In October, she was sentenced for 7.5 years in prison over "drug trafficking."
Putin is also scheduled to attend a dedication ceremony of a monument honoring the veterans and victims of the siege of Leningrad in Gan Sacher in Jerusalem together with Rivlin and Netanyahu.
Masked gunmen on Wednesday ambushed and killed the local commander of a paramilitary security force in southwestern Iran, an associate of Iran's top general recently killed in an American drone strike in Baghdad, the official IRNA news agency reported.
The slain commander, Abdolhossein Mojaddami, headed the Basij forces, a paramilitary wing of the Revolutionary Guard used for internal security and other tasks, in the town of Darkhoein. He was gunned down in front of his home in the town in the country's oil rich Khuzestan province.
Two gunmen on a motorcycle, armed with an assault rifle and a hunting rifle, ambushed Mojaddami, IRNA reported. Other Iranian media said the gunmen's faces were covered with masks and that four shots were fired.
The case is under investigation and a motive was not immediately clear, but Basij units had been involved in violent clashes with demonstrators in the area in November in which many protesters were injured and killed. Amnesty International has reported that more than 300 people were killed in the unrest across the country, though Iran has not announced a death toll.

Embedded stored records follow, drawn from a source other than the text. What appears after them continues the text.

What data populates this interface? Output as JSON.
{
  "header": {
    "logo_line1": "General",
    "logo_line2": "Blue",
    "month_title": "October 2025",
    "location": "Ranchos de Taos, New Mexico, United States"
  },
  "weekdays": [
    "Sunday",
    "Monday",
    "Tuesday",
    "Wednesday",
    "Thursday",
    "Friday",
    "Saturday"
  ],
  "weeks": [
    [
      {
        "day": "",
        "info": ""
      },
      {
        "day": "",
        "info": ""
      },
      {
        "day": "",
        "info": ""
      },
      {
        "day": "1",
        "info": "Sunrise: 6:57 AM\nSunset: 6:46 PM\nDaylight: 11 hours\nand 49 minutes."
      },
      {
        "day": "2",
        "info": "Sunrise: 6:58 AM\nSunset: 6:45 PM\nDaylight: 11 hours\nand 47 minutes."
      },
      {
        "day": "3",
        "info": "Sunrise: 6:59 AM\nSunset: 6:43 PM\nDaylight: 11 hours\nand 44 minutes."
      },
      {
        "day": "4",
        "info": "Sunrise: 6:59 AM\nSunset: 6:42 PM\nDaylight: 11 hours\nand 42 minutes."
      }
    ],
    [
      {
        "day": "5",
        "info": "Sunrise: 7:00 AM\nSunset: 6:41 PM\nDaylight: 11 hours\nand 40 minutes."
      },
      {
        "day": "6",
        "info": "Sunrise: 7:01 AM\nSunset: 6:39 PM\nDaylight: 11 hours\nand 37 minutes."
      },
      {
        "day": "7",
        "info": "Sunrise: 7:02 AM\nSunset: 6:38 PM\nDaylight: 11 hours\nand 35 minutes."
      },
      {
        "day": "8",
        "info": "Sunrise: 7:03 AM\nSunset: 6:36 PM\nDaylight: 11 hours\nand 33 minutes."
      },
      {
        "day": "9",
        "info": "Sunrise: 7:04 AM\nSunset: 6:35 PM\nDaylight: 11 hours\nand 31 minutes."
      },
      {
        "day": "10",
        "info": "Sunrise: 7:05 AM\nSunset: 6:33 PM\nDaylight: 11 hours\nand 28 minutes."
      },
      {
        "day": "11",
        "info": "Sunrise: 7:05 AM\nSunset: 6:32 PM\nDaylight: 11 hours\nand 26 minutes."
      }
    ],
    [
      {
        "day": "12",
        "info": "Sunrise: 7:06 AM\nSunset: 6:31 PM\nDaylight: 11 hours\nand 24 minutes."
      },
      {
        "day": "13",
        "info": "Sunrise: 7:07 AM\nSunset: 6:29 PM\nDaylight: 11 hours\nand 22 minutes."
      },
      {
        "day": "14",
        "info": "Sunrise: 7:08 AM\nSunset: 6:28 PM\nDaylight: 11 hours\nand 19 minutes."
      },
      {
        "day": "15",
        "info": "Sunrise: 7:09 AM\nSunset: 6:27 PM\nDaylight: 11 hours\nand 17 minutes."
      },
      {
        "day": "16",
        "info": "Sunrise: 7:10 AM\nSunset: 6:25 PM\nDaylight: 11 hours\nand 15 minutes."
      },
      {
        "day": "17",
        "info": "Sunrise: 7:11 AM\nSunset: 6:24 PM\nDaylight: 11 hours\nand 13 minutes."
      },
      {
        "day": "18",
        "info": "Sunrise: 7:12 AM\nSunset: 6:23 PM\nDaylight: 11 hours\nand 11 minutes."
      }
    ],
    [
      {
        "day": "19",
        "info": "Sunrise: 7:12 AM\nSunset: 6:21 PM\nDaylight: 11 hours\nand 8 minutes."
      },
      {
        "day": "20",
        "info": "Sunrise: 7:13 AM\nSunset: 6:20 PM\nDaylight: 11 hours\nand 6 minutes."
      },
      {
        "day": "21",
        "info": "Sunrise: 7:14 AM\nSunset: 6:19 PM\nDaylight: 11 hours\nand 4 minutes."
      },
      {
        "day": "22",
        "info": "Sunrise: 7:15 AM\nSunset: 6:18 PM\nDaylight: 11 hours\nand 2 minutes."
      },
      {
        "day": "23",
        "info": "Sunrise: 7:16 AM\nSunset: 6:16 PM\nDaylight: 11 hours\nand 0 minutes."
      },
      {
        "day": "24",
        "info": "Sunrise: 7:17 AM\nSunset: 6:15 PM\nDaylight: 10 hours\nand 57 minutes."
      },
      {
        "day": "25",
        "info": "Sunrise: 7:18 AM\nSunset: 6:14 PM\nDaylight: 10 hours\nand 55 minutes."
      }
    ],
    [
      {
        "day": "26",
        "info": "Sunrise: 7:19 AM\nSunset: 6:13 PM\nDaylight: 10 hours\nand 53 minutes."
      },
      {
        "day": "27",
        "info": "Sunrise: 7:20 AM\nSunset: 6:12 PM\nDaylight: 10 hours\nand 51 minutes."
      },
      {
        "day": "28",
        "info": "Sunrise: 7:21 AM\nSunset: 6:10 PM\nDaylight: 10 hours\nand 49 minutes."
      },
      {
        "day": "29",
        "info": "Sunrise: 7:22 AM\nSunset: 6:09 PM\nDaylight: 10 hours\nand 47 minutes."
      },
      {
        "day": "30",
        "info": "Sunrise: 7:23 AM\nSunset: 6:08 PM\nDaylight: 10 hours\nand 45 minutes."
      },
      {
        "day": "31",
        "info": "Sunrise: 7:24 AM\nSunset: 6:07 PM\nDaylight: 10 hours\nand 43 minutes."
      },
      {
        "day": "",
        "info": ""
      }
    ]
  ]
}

Mojaddami's killing is seen another blow to the Revolutionary Guard, following the death of top general Qasse m Soleimani earlier this month in a U.S. drone strike in Iraq. Mojaddami was described by IRNA as an associated of Soleimani, who was the head of the Quds forces, the foreign wing of the Guard.
Israeli Prime Minister Benjamin Netanyahu urged on Tuesday a global "sanction" against the International Criminal Court (ICC) in the wake of a possible war-crime investigation against Israel.
In an interview to be broadcast later on Tuesday in TBN, the world's largest Christian Network, Netanyahu hailed U.S. President Donald Trump for "forcefully" speaking against the ICC over its intent to open a war-crime case against Israel's conduct in the occupied West Bank, Gaza Strip, and East Jerusalem.
"I urge all your viewers to do the same," he said, according to excerpts released by the Israeli Prime Minister's office. "To ask for concrete actions, sanction against the international court, its officials, prosecutors, everyone," Netanyahu said.
ICC chief prosecutor, Fatou Bensouda, announced in December that there was a "reasonable basis" to launch an investigation into war crimes in the occupied territories and settlements.
The court is currently mulling whether it has territorial jurisdiction before continuing with the procedure.
Israel is not a member of the ICC and Netanyahu as well as Israel's Attorney-General Avihai Mandelblit said that the ICC has no jurisdiction over Israel.